A skin patch can serve migraine sufferers avert expected fallouts – as well as allowing bigger pain relief of the migraine symptoms.
The patch holds sumatriptan, an drug which are presently applied in tablet form to treat the problem.
Today an American companionship has developed a patch that are as powerful as oral medicament but avoids the potential gastro-intestinal side-effects, such as nausea and vomiting.
A patch can also provide a constant and steady supply of medicine into the bloodstream, which might offer better relief.
Migraine treatment affects an estimated 10% of the United Kingdom population – mostly women – and results in around 18000000 lost working days every year.
Trials of the new patch are ongoing and the migraine headaches patch is likely to be available in the next year or so.
Migraine sufferers are now able to buy one of the most effective drugs for their condition direct from their chemist – without the need for a prescription.
Existing over-the-counter drugs can make an attack a bit more bearable, however, they can’t stop it. But Imigran Recovery (a version of the prescription drug sumatriptan), which goes on sale today, can stop a migraine in its tracks. This could make life easier for the six million people in the UK with this crippling condition ? many of whom will have access to this drug for the first time.
“About 50 per cent of people who get migraines never go to their doctor,” explains Dr Ann Gregory, of the City of London Migraine Clinic.
“They are often people who are otherwise healthy, so after they have been struck down by an attack they just never get round to seeing their GP.
“As a result, they have to rely on regular painkillers.”
An estimated 25 million working days a year are lost to migraine in the UK, costing £2 billion. Imigran works by raising the levels of the brain chemical serotonin; one theory is that migraines are caused by an expansion of the blood vessels in the brain. Serotonin helps to narrow blood vessels again.
Sumatriptan was one the first of a class of drugs known as triptans which emerged about 15 years ago. “It revolutionised treatment,” says Dr Gregory. “It allowed some patients to lead normal lives. But there are still lots of people who don’t have access to it or the other triptans. We’ve now got lot of clinical data about how sumatriptan works and we feel confident that, with appropriate safeguards, it is safe to make it more widely available.”

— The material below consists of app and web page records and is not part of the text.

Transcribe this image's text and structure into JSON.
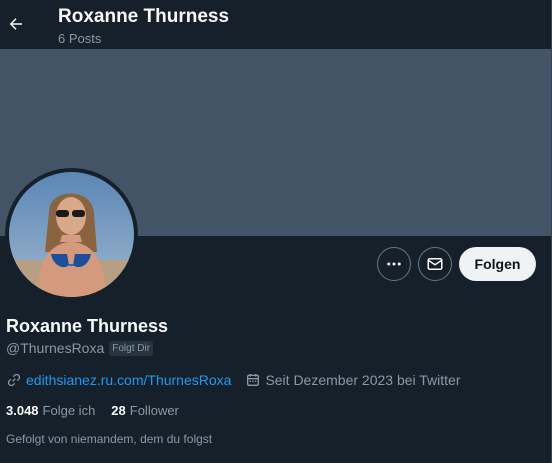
{
  "header": {
    "name": "Roxanne Thurness",
    "posts": "6 Posts"
  },
  "actions": {
    "follow_label": "Folgen"
  },
  "profile": {
    "name": "Roxanne Thurness",
    "handle": "@ThurnesRoxa",
    "follows_you": "Folgt Dir",
    "website": "edithsianez.ru.com/ThurnesRoxa",
    "joined": "Seit Dezember 2023 bei Twitter",
    "following_count": "3.048",
    "following_label": "Folge ich",
    "followers_count": "28",
    "followers_label": "Follower",
    "followed_by": "Gefolgt von niemandem, dem du folgst"
  },
  "colors": {
    "background": "#15202b",
    "banner": "#425466",
    "link": "#1d9bf0",
    "muted": "#8b98a5"
  },
  "icons": {
    "back": "arrow-left-icon",
    "more": "more-icon",
    "message": "envelope-icon",
    "link": "link-icon",
    "calendar": "calendar-icon"
  }
}
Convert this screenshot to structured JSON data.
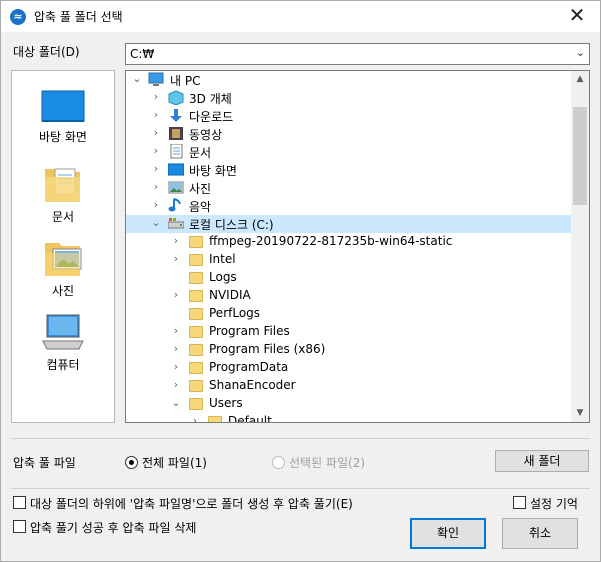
{
  "window": {
    "title": "압축 풀 폴더 선택",
    "close": "✕"
  },
  "target": {
    "label": "대상 폴더(D)",
    "value": "C:₩"
  },
  "places": [
    {
      "label": "바탕 화면"
    },
    {
      "label": "문서"
    },
    {
      "label": "사진"
    },
    {
      "label": "컴퓨터"
    }
  ],
  "tree": {
    "items": [
      {
        "label": "내 PC",
        "expander": "⌄"
      },
      {
        "label": "3D 개체",
        "expander": "›"
      },
      {
        "label": "다운로드",
        "expander": "›"
      },
      {
        "label": "동영상",
        "expander": "›"
      },
      {
        "label": "문서",
        "expander": "›"
      },
      {
        "label": "바탕 화면",
        "expander": "›"
      },
      {
        "label": "사진",
        "expander": "›"
      },
      {
        "label": "음악",
        "expander": "›"
      },
      {
        "label": "로컬 디스크 (C:)",
        "expander": "⌄"
      },
      {
        "label": "ffmpeg-20190722-817235b-win64-static",
        "expander": "›"
      },
      {
        "label": "Intel",
        "expander": "›"
      },
      {
        "label": "Logs",
        "expander": ""
      },
      {
        "label": "NVIDIA",
        "expander": "›"
      },
      {
        "label": "PerfLogs",
        "expander": ""
      },
      {
        "label": "Program Files",
        "expander": "›"
      },
      {
        "label": "Program Files (x86)",
        "expander": "›"
      },
      {
        "label": "ProgramData",
        "expander": "›"
      },
      {
        "label": "ShanaEncoder",
        "expander": "›"
      },
      {
        "label": "Users",
        "expander": "⌄"
      },
      {
        "label": "Default",
        "expander": "›"
      }
    ]
  },
  "options": {
    "files_label": "압축 풀 파일",
    "radio_all": "전체 파일(1)",
    "radio_selected": "선택된 파일(2)",
    "new_folder": "새 폴더",
    "check_subfolder": "대상 폴더의 하위에 '압축 파일명'으로 폴더 생성 후 압축 풀기(E)",
    "check_delete": "압축 풀기 성공 후 압축 파일 삭제",
    "check_remember": "설정 기억"
  },
  "buttons": {
    "ok": "확인",
    "cancel": "취소"
  }
}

Not everyone was initially confident that making the drug available over the counter was a good idea.